*** Opening of Data for this exercise ***
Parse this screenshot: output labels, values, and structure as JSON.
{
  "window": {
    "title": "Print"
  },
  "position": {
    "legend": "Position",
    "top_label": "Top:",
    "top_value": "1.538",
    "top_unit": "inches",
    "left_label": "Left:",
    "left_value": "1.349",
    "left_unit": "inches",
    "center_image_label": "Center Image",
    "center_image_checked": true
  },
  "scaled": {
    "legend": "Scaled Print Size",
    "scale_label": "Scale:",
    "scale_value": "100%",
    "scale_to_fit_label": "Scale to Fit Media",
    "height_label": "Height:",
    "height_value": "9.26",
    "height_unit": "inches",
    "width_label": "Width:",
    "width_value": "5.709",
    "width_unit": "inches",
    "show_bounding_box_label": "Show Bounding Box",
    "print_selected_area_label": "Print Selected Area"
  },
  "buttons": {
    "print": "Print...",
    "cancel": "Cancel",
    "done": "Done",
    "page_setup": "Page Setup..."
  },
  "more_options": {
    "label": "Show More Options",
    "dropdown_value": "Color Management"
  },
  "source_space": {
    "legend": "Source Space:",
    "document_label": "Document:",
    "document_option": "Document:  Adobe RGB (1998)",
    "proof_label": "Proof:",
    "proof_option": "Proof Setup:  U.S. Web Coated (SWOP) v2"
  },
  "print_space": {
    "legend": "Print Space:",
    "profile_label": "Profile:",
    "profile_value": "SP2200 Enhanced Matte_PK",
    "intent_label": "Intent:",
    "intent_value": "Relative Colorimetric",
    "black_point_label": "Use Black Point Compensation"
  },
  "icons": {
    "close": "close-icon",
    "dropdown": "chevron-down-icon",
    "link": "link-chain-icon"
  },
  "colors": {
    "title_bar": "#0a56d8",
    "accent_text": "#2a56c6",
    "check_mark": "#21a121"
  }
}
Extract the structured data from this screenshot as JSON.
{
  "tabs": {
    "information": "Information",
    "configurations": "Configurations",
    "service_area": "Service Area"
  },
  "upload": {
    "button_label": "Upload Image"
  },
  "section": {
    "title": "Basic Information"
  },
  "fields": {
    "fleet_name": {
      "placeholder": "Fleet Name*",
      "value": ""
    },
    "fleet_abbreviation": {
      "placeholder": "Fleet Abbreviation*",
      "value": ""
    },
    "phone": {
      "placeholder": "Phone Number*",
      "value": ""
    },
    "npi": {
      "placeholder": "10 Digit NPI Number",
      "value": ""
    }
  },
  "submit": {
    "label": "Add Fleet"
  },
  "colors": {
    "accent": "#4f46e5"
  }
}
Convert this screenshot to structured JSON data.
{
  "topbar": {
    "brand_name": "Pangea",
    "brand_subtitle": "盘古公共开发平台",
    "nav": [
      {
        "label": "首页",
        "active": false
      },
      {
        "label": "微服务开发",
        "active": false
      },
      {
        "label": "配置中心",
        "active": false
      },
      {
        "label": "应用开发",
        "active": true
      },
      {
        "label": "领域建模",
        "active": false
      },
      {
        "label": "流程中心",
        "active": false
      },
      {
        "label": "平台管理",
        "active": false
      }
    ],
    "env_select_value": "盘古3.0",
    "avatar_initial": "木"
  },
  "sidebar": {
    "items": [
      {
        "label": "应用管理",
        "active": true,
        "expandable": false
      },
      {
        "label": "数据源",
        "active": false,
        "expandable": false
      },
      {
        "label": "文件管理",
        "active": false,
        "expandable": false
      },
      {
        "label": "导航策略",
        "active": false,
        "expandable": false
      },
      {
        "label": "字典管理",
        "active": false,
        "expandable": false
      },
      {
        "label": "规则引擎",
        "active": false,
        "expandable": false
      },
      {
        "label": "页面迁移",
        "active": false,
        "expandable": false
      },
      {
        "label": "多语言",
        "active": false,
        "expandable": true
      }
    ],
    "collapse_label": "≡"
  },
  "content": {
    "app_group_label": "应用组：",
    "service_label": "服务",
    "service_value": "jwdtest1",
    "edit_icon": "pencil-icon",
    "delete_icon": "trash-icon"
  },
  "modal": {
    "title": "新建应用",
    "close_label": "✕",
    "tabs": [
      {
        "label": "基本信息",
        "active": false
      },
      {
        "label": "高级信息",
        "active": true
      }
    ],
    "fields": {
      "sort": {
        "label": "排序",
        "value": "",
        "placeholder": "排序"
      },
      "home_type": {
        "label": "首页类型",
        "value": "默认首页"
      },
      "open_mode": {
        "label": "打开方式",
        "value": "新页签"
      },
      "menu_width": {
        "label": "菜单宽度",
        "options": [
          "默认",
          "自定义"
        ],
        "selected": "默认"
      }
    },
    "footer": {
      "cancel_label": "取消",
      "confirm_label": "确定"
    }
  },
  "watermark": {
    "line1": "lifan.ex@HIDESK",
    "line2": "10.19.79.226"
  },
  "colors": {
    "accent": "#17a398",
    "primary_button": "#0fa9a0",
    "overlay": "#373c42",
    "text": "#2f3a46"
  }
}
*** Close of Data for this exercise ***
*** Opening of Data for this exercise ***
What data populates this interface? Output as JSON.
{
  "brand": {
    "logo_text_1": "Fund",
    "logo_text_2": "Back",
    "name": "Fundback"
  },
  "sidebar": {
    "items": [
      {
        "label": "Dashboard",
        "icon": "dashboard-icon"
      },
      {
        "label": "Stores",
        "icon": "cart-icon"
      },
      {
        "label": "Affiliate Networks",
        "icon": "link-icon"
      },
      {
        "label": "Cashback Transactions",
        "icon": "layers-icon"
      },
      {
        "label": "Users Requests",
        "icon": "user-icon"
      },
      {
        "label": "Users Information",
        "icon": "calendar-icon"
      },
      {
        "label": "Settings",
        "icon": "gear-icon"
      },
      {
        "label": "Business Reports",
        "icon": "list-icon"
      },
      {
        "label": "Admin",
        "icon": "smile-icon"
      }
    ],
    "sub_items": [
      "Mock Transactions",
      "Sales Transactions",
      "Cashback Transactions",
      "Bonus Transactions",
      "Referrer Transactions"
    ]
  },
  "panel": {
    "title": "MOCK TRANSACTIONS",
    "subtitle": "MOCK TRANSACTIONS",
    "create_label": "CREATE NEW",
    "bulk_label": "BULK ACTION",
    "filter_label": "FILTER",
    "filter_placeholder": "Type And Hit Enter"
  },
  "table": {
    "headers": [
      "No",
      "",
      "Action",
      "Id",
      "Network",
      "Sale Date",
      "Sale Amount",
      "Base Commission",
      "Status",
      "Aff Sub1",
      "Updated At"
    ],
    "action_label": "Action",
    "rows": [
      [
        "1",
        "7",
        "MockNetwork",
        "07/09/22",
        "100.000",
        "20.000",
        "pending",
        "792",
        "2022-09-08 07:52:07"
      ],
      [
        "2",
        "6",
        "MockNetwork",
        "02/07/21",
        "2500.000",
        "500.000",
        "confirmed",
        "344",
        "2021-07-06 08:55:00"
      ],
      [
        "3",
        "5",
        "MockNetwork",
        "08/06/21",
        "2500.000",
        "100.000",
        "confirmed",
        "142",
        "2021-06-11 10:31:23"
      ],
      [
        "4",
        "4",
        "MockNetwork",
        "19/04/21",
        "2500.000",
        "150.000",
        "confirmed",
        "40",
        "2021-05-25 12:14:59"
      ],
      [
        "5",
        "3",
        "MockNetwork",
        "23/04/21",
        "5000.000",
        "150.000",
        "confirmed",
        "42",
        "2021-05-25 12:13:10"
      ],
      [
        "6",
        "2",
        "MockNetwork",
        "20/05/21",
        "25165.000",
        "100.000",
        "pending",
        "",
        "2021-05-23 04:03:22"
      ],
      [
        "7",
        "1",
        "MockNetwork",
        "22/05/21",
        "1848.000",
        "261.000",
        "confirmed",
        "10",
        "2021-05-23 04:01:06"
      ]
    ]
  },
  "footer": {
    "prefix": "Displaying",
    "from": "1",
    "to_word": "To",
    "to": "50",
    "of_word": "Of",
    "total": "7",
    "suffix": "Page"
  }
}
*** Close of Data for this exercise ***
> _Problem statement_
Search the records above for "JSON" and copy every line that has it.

> _Answer to this task_
Parse this screenshot: output labels, values, and structure as JSON.
Extract the structured data from this screenshot as JSON.
Convert this screenshot to structured JSON data.
What data populates this interface? Output as JSON.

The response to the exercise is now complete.